Figure 4: Four-Quarter Percent Change in FHFA House Price Index for the Louisville Metro, 1977:4 to 2010:2

Figure 4: Four-Quarter Percent Change in FHFA House Price Index for the Louisville Metro, 1977:4 to 2010:2

Source: Federal Housing Finance Agency

Outlook

The 2011 outlook for the Louisville metro is a return to job creation. Employment growth will resume but not at higher than average rates. The region will continue to see gradual improvements in the area’s unemployment rate, but the decline will be slow due to an expanding labor force. The consumer will continue to emerge, but frugality will continue to dominate in general. Regional retail will continue to be impacted by these consumer trends, and hence the region’s commercial real estate will see continued challenges. Manufacturing will continue to recover, but significant gains in employment growth are doubtful. Housing will continue recovering, but only at a slow pace.
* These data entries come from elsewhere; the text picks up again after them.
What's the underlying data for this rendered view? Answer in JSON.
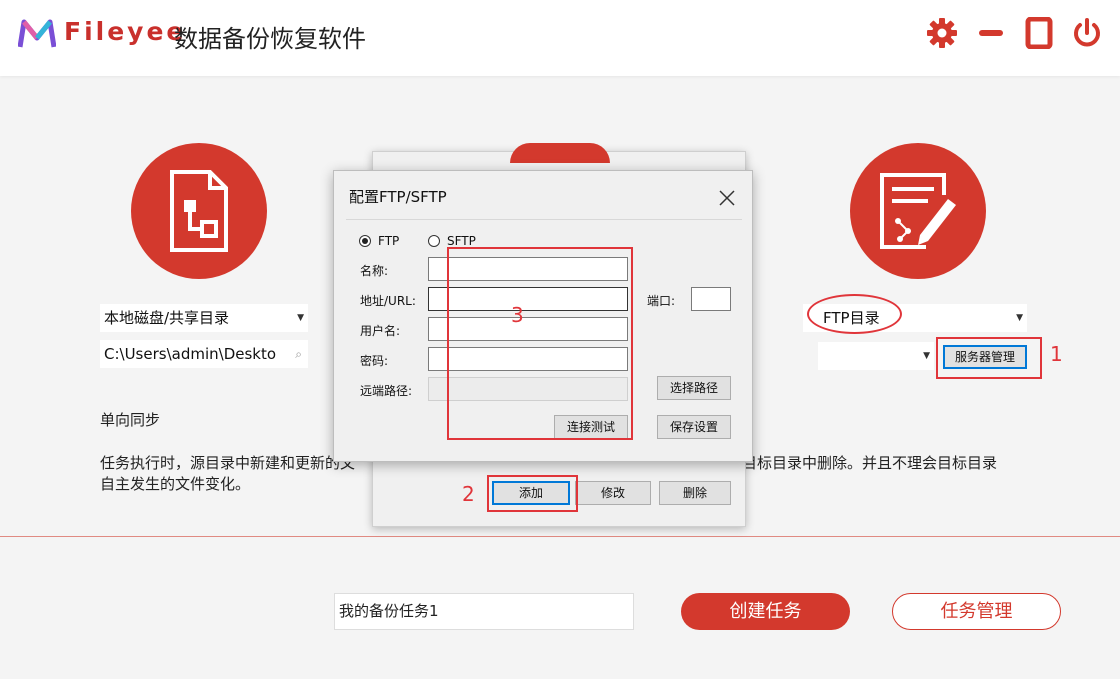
{
  "header": {
    "brand": "Fileyee",
    "app_title": "数据备份恢复软件",
    "icons": [
      "logo-icon",
      "gear-icon",
      "minimize-icon",
      "maximize-icon",
      "power-icon"
    ],
    "accent_color": "#d3392d"
  },
  "source": {
    "type_select": "本地磁盘/共享目录",
    "path": "C:\\Users\\admin\\Deskto"
  },
  "target": {
    "type_select": "FTP目录",
    "server_select": "",
    "server_manage_button": "服务器管理"
  },
  "sync": {
    "mode_label": "单向同步",
    "description_line1_left": "任务执行时，源目录中新建和更新的文",
    "description_line1_right": "目标目录中删除。并且不理会目标目录",
    "description_line2": "自主发生的文件变化。"
  },
  "server_dialog": {
    "add_button": "添加",
    "edit_button": "修改",
    "delete_button": "删除"
  },
  "ftp_dialog": {
    "title": "配置FTP/SFTP",
    "protocol_ftp": "FTP",
    "protocol_sftp": "SFTP",
    "protocol_selected": "FTP",
    "name_label": "名称:",
    "address_label": "地址/URL:",
    "port_label": "端口:",
    "user_label": "用户名:",
    "password_label": "密码:",
    "remote_path_label": "远端路径:",
    "choose_path_button": "选择路径",
    "test_connection_button": "连接测试",
    "save_button": "保存设置"
  },
  "footer": {
    "task_name": "我的备份任务1",
    "create_button": "创建任务",
    "manage_button": "任务管理"
  },
  "annotations": {
    "step1": "1",
    "step2": "2",
    "step3": "3",
    "color": "#e0353a"
  }
}
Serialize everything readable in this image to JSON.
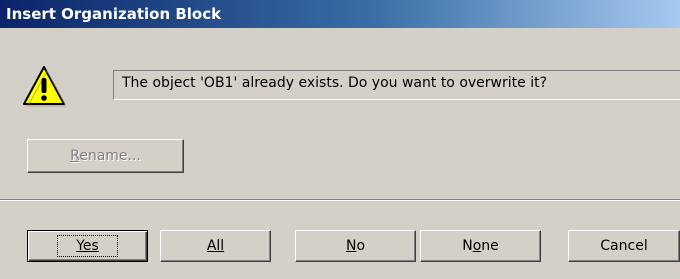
{
  "window": {
    "title": "Insert Organization Block"
  },
  "message": {
    "icon": "warning-icon",
    "text": "The object 'OB1' already exists. Do you want to overwrite it?"
  },
  "rename_button": {
    "label": "Rename...",
    "enabled": false
  },
  "buttons": {
    "yes": "Yes",
    "all": "All",
    "no": "No",
    "none": "None",
    "cancel": "Cancel"
  },
  "colors": {
    "dialog_bg": "#d4d0c8",
    "title_start": "#0a246a",
    "title_end": "#a6caf0",
    "warning_yellow": "#ffff00"
  }
}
Overall, the outlook for Louisville is a resumption of economic growth and employment, with a more favorable view now to the upside. We will not return to full employment, but 2011 will be the year where we begin to make noticeable progress on the recovery of lost jobs.

Notes

  1. Calculation based on Bureau of Labor Statistics data from December 2007 to September 2010.
  2. Calculation based on Bureau of Labor Statistics data from January 2010 to September 2010.
  3. Unemployment claim data come from Hoosiers by the Numbers.
  4. This calculation uses Quarterly Census of Employment and Wages data accessed via STATS Indiana.
  5. This calculation is based on year-end totals from 2004 to 2009 using the Federal Reserve FRED database.